### Problem statement
Restate the records in full, keeping every word as it is.

### Given information
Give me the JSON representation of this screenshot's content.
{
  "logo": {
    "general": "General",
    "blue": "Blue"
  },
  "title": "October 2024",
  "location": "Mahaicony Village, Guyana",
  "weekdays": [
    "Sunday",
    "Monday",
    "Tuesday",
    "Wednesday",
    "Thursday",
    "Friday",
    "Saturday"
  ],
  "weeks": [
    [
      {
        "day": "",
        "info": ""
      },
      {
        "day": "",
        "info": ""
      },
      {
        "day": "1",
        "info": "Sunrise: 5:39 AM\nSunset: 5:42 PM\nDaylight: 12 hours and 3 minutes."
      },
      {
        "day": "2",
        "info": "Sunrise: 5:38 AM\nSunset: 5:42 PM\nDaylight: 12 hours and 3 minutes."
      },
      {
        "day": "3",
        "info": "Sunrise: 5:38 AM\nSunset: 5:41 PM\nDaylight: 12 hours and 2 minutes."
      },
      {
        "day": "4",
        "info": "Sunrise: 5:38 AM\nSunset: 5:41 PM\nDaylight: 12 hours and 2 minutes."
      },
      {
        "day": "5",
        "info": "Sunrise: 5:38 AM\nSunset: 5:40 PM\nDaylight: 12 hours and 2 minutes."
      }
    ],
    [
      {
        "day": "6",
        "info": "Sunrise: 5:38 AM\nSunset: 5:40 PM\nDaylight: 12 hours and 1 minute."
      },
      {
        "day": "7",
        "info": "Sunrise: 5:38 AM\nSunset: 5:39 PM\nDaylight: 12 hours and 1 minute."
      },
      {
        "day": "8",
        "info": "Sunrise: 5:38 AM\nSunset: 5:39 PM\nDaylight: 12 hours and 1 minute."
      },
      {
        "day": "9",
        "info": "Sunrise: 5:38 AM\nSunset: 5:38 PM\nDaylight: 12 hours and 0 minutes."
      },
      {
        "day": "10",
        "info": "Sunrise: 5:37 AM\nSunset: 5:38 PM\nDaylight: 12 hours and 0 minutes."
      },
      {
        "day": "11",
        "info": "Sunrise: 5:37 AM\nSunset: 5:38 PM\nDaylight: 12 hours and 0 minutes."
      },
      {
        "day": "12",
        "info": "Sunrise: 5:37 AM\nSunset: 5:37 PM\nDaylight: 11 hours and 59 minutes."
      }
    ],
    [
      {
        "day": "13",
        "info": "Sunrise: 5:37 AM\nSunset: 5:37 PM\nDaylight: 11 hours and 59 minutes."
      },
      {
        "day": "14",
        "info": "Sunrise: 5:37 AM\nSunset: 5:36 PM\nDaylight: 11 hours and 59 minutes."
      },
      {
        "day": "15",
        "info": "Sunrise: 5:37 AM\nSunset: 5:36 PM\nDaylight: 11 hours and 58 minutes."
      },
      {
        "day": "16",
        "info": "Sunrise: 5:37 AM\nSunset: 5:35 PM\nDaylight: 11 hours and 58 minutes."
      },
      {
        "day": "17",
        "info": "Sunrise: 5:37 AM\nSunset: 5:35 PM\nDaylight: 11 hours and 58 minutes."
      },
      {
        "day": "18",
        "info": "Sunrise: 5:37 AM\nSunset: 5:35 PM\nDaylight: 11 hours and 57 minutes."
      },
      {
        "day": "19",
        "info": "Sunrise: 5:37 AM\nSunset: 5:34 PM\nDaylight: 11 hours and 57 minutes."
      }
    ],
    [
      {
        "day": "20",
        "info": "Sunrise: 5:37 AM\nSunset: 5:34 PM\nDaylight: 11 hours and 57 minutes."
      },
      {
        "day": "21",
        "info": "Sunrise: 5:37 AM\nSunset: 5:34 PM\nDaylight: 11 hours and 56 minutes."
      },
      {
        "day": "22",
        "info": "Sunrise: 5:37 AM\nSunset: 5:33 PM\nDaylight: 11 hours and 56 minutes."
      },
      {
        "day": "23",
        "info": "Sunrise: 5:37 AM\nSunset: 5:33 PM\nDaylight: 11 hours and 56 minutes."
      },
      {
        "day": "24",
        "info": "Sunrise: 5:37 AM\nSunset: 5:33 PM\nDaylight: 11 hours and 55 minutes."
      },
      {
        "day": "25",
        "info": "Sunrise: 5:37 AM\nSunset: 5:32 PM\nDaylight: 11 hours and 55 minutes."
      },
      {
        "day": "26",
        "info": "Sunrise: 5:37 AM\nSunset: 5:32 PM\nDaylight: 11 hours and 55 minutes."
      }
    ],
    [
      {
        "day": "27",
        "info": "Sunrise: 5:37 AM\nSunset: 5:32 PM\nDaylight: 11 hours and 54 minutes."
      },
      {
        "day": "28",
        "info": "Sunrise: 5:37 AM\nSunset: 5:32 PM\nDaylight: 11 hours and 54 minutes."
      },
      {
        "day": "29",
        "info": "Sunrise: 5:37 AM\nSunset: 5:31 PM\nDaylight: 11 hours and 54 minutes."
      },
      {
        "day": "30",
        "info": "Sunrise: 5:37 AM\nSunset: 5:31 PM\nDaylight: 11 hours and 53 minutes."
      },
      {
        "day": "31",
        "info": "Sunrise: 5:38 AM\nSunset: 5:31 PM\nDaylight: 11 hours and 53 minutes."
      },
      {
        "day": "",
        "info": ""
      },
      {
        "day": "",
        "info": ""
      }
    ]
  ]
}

### Written response
Give me the JSON representation of this screenshot's content.
{
  "logo": {
    "general": "General",
    "blue": "Blue"
  },
  "title": "October 2024",
  "location": "Mahaicony Village, Guyana",
  "weekdays": [
    "Sunday",
    "Monday",
    "Tuesday",
    "Wednesday",
    "Thursday",
    "Friday",
    "Saturday"
  ],
  "weeks": [
    [
      {
        "day": "",
        "info": ""
      },
      {
        "day": "",
        "info": ""
      },
      {
        "day": "1",
        "info": "Sunrise: 5:39 AM\nSunset: 5:42 PM\nDaylight: 12 hours and 3 minutes."
      },
      {
        "day": "2",
        "info": "Sunrise: 5:38 AM\nSunset: 5:42 PM\nDaylight: 12 hours and 3 minutes."
      },
      {
        "day": "3",
        "info": "Sunrise: 5:38 AM\nSunset: 5:41 PM\nDaylight: 12 hours and 2 minutes."
      },
      {
        "day": "4",
        "info": "Sunrise: 5:38 AM\nSunset: 5:41 PM\nDaylight: 12 hours and 2 minutes."
      },
      {
        "day": "5",
        "info": "Sunrise: 5:38 AM\nSunset: 5:40 PM\nDaylight: 12 hours and 2 minutes."
      }
    ],
    [
      {
        "day": "6",
        "info": "Sunrise: 5:38 AM\nSunset: 5:40 PM\nDaylight: 12 hours and 1 minute."
      },
      {
        "day": "7",
        "info": "Sunrise: 5:38 AM\nSunset: 5:39 PM\nDaylight: 12 hours and 1 minute."
      },
      {
        "day": "8",
        "info": "Sunrise: 5:38 AM\nSunset: 5:39 PM\nDaylight: 12 hours and 1 minute."
      },
      {
        "day": "9",
        "info": "Sunrise: 5:38 AM\nSunset: 5:38 PM\nDaylight: 12 hours and 0 minutes."
      },
      {
        "day": "10",
        "info": "Sunrise: 5:37 AM\nSunset: 5:38 PM\nDaylight: 12 hours and 0 minutes."
      },
      {
        "day": "11",
        "info": "Sunrise: 5:37 AM\nSunset: 5:38 PM\nDaylight: 12 hours and 0 minutes."
      },
      {
        "day": "12",
        "info": "Sunrise: 5:37 AM\nSunset: 5:37 PM\nDaylight: 11 hours and 59 minutes."
      }
    ],
    [
      {
        "day": "13",
        "info": "Sunrise: 5:37 AM\nSunset: 5:37 PM\nDaylight: 11 hours and 59 minutes."
      },
      {
        "day": "14",
        "info": "Sunrise: 5:37 AM\nSunset: 5:36 PM\nDaylight: 11 hours and 59 minutes."
      },
      {
        "day": "15",
        "info": "Sunrise: 5:37 AM\nSunset: 5:36 PM\nDaylight: 11 hours and 58 minutes."
      },
      {
        "day": "16",
        "info": "Sunrise: 5:37 AM\nSunset: 5:35 PM\nDaylight: 11 hours and 58 minutes."
      },
      {
        "day": "17",
        "info": "Sunrise: 5:37 AM\nSunset: 5:35 PM\nDaylight: 11 hours and 58 minutes."
      },
      {
        "day": "18",
        "info": "Sunrise: 5:37 AM\nSunset: 5:35 PM\nDaylight: 11 hours and 57 minutes."
      },
      {
        "day": "19",
        "info": "Sunrise: 5:37 AM\nSunset: 5:34 PM\nDaylight: 11 hours and 57 minutes."
      }
    ],
    [
      {
        "day": "20",
        "info": "Sunrise: 5:37 AM\nSunset: 5:34 PM\nDaylight: 11 hours and 57 minutes."
      },
      {
        "day": "21",
        "info": "Sunrise: 5:37 AM\nSunset: 5:34 PM\nDaylight: 11 hours and 56 minutes."
      },
      {
        "day": "22",
        "info": "Sunrise: 5:37 AM\nSunset: 5:33 PM\nDaylight: 11 hours and 56 minutes."
      },
      {
        "day": "23",
        "info": "Sunrise: 5:37 AM\nSunset: 5:33 PM\nDaylight: 11 hours and 56 minutes."
      },
      {
        "day": "24",
        "info": "Sunrise: 5:37 AM\nSunset: 5:33 PM\nDaylight: 11 hours and 55 minutes."
      },
      {
        "day": "25",
        "info": "Sunrise: 5:37 AM\nSunset: 5:32 PM\nDaylight: 11 hours and 55 minutes."
      },
      {
        "day": "26",
        "info": "Sunrise: 5:37 AM\nSunset: 5:32 PM\nDaylight: 11 hours and 55 minutes."
      }
    ],
    [
      {
        "day": "27",
        "info": "Sunrise: 5:37 AM\nSunset: 5:32 PM\nDaylight: 11 hours and 54 minutes."
      },
      {
        "day": "28",
        "info": "Sunrise: 5:37 AM\nSunset: 5:32 PM\nDaylight: 11 hours and 54 minutes."
      },
      {
        "day": "29",
        "info": "Sunrise: 5:37 AM\nSunset: 5:31 PM\nDaylight: 11 hours and 54 minutes."
      },
      {
        "day": "30",
        "info": "Sunrise: 5:37 AM\nSunset: 5:31 PM\nDaylight: 11 hours and 53 minutes."
      },
      {
        "day": "31",
        "info": "Sunrise: 5:38 AM\nSunset: 5:31 PM\nDaylight: 11 hours and 53 minutes."
      },
      {
        "day": "",
        "info": ""
      },
      {
        "day": "",
        "info": ""
      }
    ]
  ]
}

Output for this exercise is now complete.